Margerison will present "French Lessons for Americans: Immigration, Islam and the Declaration of the Rights of Man and the Citizen" at 7 p.m. Thursday, Feb. 24 at the UTPA Library Auditorium.
Since the mid-19th century, colonialism, immigration, and the growth of Islam in France have created challenges for French republican principles, specifically the commitment to human rights guaranteed by the Declaration of the Rights of Man and the Citizen. Despite having fought for over a century to establish the French Republic, its supporters often ignored the rights associated with republicanism in their effort to expand and preserve French colonial power.

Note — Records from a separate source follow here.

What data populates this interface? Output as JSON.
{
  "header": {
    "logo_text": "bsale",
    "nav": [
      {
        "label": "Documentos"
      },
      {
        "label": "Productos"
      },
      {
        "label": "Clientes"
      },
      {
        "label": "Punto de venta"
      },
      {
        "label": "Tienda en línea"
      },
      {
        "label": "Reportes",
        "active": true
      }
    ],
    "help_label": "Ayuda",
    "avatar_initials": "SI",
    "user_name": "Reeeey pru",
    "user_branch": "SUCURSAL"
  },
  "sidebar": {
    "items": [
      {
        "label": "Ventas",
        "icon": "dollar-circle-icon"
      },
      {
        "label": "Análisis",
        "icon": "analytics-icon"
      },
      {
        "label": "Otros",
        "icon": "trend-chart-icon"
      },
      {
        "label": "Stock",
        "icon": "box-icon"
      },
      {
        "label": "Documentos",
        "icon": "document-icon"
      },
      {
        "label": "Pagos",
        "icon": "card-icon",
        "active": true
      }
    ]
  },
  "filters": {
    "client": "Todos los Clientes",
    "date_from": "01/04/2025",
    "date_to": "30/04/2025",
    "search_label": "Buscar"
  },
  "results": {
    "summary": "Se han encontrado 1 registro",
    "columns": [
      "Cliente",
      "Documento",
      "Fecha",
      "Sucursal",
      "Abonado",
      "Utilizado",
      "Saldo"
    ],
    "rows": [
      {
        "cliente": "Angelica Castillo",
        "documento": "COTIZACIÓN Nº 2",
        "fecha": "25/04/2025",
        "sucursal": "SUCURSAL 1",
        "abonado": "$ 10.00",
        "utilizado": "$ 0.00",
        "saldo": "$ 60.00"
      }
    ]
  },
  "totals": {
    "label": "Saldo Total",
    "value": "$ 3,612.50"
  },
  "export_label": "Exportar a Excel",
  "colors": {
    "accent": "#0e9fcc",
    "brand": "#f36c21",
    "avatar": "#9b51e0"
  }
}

French society also had difficulty accepting the cultures of former colonial peoples who entered France and became citizens. These strains are particularly evident in the history of the French control of Algeria and the issues surrounding the immigration and acculturation of the North African Muslim population in France. A historical understanding of the French experience may provide Americans with important insights into their own problems regarding immigration and Islamic culture.
Margerison, who earned his Ph.D. from Duke University in 1973, specializes in early modern Europe with special attention to the age of the Enlightenment and Revolution. He is the author of two books "P.–L. Roederer: Political Thought and Practice During the French Revolution," published in 1983, and "Pamphlets and Public Opinion: The Campaign for a Union of Orders in the Early French Revolution," published in 1998.
The annual Rondel V. Davidson lecture is made possible by the Rondel V. Davidson Endowment, a fund supported by private donations given in memory of Dr. Davidson, late professor and chair of the Department of History and Philosophy at UTPA, to arouse interest in issues of history, identity, memory and cross-connections in the arts and humanities that arise from the study of the human past.
For more information or special accommodations, contact Abby Guzman at firstname.lastname@example.org or call (956) 665-3561.